The letter was contained in a memo Drabinsky sent to members of Livent’s board of directors in October 1997 informing the directors of his intention to fire Friendly within the week. In the letter, Friendly complains of Drabinsky’s behaviour during a meeting the previous month where Drabinsky exploded in an expletive-laden tirade against the former executive. “You responded by screaming at me and using the word `fuck` repeatedly, telling me (amongst other insults) that I don’t know `what the fuck I was talking about,`” she wrote in the letter.

The other Livent executives present at the meeting left in disgust, Friendly said in the letter, one of them uttering “I can’t take this.” But Gottlieb continued to lay into Friendly adding: “Who the fuck do you think you are to tell me how to address you in my office? I’ll do what I want. I run this company.”

Friendly threatened to take her concerns to the company’s board and said her only regret was allowing the situation to continue as long as it had. A week later, Drabinsky made good on his word and Friendly was terminated. Gottlieb wrote in a letter presented in court that Friendly’s services were being terminated because “your work relationship with senior management has progressively deteriorated,” the court heard.

Drabinsky and Myron Gottlieb have pleaded not guilty to two counts of fraud and one count of forgery.

It wasn’t clear from either Drabinsky’s or Gottlieb’s letters what concerns prompted such an angry reaction. Questions about the Friendly letter were cut short when Eddie Greenspan, the defence lawyer representing Drabinsky, objected to the presentation of the letter during his examination of Gordon Eckstein, Livent’s former senior vice president of finance and administration.

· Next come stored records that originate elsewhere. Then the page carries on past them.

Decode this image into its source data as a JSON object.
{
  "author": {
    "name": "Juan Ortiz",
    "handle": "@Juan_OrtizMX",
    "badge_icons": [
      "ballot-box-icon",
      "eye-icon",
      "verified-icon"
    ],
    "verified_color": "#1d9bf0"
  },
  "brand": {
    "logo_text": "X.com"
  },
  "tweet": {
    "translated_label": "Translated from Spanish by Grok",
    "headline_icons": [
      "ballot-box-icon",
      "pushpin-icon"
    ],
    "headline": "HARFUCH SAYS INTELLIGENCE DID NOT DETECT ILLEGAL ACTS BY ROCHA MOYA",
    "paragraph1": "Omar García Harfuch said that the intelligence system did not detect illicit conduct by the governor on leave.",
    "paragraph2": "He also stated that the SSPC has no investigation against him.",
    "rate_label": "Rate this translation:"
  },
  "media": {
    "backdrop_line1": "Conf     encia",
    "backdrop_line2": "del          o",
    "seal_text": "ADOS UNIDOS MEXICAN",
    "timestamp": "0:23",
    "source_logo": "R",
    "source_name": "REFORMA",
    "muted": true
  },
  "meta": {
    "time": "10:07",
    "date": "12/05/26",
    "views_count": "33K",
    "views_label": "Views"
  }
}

Chief Livent prosecutor Robert Hubbard argued that the letter illustrated the tense atmosphere that existed at Livent and the fact that Drabinsky had total control over the company. At the urging of Madame Justice Mary Lou Benotto, the judge overseeing the case, prosecutors moved on.

But that was not the only time Friendly complained about problems at Livent. Hubbard showed the court an earlier letter written in March 1996 by Gottlieb to Friendly in which he appears to be replying to a letter of complaint from the executive. The letter does not reveal the source of Friendly’s concerns, but Gottlieb wrote that there is much in her letter that he does not agree with and warns her not to take any action that would cause “disruption or discord amongst Livent employees or jeopardize the Livent financing efforts.” At the time Livent was engaged in a large — and ultimately successful — equity financing in the U.S., Eckstein testified.

This is not the first time the court has heard of Drabinsky’s allegedly abusive behavior toward employees. Quarterly financial meetings where company executives would gather to review the company’s flagging financial performance and discuss accounting schemes to improve its reported results were often loud and tumultuous affairs, Eckstein testified earlier in the day. During particularly acrimonious meetings Drabinsky would instruct Eckstein to sit in a chair in front of his desk: “That way it would be easier for him to strangle me,” Eckstein told the court.